• _YOUR INSTRUCTIONS_: Report the count of lines below that include "Porch", without any other text.
(DATASET EXTRACT)
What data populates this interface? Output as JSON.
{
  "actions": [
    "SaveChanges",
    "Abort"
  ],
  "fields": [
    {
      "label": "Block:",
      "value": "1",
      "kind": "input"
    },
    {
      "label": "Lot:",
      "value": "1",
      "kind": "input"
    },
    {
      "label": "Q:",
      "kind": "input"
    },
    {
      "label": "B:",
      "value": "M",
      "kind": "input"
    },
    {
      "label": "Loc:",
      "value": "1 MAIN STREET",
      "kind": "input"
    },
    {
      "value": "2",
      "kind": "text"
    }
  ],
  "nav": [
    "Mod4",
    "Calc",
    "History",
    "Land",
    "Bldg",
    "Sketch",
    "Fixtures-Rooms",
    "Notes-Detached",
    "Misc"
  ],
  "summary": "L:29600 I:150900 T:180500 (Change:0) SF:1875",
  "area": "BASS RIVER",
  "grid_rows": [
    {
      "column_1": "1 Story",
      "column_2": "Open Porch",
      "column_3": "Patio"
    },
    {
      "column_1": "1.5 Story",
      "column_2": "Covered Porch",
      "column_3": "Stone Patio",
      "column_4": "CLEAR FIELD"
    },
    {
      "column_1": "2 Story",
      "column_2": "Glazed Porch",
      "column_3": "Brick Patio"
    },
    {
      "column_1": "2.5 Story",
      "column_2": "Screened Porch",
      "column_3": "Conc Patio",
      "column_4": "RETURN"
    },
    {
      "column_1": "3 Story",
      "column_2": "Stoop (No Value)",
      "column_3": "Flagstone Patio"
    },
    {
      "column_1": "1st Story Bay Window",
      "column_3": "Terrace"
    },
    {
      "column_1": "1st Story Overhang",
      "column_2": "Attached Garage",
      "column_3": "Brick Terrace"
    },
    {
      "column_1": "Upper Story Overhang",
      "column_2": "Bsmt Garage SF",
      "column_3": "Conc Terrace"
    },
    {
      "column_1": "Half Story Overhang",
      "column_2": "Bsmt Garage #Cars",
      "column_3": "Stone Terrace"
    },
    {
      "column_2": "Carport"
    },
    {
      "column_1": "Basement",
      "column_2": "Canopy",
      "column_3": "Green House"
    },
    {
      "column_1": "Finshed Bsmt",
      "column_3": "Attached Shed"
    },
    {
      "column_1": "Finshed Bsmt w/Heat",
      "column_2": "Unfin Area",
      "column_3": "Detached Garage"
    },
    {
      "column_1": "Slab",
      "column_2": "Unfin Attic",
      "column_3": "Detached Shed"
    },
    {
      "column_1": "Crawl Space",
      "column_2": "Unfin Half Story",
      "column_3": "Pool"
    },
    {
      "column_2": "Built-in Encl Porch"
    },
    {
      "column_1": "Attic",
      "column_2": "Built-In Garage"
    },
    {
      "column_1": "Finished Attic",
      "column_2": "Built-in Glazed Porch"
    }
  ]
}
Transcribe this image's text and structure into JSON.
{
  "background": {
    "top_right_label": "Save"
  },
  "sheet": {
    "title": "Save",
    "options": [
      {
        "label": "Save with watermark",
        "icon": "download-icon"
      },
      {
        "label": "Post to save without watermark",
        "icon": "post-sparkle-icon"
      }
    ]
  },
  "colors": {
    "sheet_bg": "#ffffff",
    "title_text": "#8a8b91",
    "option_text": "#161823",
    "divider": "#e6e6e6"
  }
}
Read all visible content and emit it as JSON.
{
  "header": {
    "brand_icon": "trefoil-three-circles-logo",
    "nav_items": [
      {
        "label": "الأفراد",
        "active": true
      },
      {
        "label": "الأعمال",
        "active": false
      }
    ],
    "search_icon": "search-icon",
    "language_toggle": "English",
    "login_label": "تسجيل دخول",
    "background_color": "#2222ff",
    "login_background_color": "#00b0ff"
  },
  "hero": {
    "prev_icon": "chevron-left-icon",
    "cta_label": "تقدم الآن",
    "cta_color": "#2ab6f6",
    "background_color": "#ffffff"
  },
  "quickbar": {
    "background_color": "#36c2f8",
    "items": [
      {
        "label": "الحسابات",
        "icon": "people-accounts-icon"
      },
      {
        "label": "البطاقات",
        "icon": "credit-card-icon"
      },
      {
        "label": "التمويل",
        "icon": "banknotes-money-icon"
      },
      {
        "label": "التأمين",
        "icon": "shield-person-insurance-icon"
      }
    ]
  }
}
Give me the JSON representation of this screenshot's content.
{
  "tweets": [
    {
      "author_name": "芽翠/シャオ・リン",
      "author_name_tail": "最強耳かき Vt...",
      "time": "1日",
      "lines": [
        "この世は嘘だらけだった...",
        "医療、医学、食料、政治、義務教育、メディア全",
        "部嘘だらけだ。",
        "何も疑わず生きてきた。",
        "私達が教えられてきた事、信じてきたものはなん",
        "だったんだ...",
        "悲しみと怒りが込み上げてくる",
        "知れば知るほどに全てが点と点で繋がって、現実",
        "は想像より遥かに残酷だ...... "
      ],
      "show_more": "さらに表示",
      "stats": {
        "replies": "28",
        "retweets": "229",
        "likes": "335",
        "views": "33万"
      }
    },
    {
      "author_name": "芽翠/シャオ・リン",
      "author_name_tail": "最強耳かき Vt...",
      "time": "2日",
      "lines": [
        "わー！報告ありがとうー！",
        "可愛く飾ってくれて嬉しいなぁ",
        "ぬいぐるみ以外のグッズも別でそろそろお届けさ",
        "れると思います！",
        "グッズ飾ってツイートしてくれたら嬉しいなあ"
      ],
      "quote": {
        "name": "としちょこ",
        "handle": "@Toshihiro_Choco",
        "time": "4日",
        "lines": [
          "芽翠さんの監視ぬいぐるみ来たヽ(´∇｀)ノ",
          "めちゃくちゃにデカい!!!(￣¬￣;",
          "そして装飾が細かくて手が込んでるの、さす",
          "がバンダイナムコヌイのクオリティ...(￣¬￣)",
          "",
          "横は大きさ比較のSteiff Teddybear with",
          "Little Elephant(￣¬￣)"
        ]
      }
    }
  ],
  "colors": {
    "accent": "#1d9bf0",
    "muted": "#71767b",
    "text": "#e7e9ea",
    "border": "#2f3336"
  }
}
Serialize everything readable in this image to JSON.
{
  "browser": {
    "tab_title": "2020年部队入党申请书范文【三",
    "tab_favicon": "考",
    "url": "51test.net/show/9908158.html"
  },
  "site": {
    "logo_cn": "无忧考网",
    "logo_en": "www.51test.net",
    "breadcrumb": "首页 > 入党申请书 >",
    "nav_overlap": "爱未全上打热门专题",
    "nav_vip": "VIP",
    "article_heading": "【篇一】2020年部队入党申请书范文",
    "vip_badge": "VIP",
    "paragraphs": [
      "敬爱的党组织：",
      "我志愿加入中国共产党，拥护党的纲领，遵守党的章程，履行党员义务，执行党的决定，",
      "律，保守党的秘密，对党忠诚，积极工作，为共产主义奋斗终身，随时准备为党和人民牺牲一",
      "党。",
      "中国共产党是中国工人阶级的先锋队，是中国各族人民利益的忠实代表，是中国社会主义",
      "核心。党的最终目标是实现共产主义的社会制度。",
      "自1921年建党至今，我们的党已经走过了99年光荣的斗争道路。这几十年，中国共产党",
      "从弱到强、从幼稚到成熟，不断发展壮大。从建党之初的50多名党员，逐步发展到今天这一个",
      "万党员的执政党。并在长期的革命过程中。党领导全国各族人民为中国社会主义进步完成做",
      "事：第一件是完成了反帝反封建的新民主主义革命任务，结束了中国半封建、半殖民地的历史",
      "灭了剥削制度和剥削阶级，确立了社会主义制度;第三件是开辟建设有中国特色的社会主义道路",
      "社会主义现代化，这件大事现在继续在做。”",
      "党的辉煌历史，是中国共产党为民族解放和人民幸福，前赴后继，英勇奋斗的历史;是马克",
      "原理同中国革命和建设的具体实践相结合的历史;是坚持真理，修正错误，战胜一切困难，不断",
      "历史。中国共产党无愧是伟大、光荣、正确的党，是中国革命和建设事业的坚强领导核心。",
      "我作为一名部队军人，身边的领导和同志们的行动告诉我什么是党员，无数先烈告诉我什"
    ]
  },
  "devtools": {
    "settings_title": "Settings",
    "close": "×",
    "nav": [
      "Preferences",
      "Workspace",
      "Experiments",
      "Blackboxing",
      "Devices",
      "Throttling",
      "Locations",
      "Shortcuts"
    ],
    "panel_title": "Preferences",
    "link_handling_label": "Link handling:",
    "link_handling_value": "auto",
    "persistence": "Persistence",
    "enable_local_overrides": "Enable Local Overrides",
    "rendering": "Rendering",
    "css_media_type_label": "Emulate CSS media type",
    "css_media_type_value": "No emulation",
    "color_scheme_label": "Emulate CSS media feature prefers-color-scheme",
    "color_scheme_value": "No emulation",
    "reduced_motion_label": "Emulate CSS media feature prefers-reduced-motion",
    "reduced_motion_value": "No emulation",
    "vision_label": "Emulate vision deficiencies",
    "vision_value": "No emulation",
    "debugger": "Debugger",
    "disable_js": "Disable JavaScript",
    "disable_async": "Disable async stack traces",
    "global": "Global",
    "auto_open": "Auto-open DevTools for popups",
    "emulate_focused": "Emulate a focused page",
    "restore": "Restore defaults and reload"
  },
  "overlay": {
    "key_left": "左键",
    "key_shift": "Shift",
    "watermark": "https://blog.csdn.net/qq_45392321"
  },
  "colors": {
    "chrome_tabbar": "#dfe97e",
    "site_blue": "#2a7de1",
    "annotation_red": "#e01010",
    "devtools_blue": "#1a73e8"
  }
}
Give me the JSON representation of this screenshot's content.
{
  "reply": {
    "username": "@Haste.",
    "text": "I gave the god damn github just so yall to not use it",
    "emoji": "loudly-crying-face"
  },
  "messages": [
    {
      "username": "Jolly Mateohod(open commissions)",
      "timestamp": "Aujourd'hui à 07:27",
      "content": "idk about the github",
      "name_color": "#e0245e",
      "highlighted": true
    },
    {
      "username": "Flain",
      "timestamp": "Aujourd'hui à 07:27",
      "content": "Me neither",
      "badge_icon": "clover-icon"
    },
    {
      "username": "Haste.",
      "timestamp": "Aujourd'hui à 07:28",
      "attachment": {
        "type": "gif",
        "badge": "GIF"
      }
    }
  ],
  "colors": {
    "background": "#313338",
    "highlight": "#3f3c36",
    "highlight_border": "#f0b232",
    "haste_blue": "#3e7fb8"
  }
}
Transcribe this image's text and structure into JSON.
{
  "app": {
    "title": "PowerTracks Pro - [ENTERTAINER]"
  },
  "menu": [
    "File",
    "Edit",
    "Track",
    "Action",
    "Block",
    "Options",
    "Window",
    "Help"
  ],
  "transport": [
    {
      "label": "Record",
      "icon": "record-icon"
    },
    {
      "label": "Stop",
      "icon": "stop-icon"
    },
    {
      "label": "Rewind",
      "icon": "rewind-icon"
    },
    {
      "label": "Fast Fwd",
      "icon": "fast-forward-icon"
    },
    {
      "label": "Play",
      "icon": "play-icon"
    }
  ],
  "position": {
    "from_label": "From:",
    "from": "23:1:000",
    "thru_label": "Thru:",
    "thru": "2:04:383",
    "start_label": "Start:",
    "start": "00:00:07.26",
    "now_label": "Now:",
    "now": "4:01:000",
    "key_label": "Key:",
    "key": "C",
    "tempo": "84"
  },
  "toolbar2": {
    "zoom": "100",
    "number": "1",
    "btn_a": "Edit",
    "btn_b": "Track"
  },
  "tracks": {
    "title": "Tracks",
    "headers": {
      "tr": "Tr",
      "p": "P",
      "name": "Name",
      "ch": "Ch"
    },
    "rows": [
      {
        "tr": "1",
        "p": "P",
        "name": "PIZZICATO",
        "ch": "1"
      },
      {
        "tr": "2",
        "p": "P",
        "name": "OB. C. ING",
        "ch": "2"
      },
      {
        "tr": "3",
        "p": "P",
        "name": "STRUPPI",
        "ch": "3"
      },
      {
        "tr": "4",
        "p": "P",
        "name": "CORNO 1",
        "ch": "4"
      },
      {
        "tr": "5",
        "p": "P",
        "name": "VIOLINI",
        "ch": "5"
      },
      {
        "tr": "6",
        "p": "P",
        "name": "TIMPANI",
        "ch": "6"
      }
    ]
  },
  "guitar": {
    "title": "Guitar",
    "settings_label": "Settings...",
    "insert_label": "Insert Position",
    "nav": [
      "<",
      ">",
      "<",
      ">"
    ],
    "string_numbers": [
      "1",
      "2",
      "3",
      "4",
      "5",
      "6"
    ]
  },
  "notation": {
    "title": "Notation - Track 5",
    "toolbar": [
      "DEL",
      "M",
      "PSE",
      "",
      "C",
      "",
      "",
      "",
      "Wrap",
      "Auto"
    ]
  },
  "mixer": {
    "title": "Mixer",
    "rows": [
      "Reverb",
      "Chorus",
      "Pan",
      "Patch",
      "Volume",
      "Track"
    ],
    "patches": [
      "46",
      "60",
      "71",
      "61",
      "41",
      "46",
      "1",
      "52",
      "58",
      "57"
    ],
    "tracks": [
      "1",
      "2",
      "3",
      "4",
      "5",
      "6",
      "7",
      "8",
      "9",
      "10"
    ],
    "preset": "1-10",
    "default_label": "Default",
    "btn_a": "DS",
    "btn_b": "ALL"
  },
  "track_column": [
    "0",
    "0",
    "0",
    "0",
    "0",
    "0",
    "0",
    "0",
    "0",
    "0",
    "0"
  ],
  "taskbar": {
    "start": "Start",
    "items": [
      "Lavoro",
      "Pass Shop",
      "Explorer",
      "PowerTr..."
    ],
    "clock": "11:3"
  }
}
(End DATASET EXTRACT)
• _SOLUTION BELOW_: 6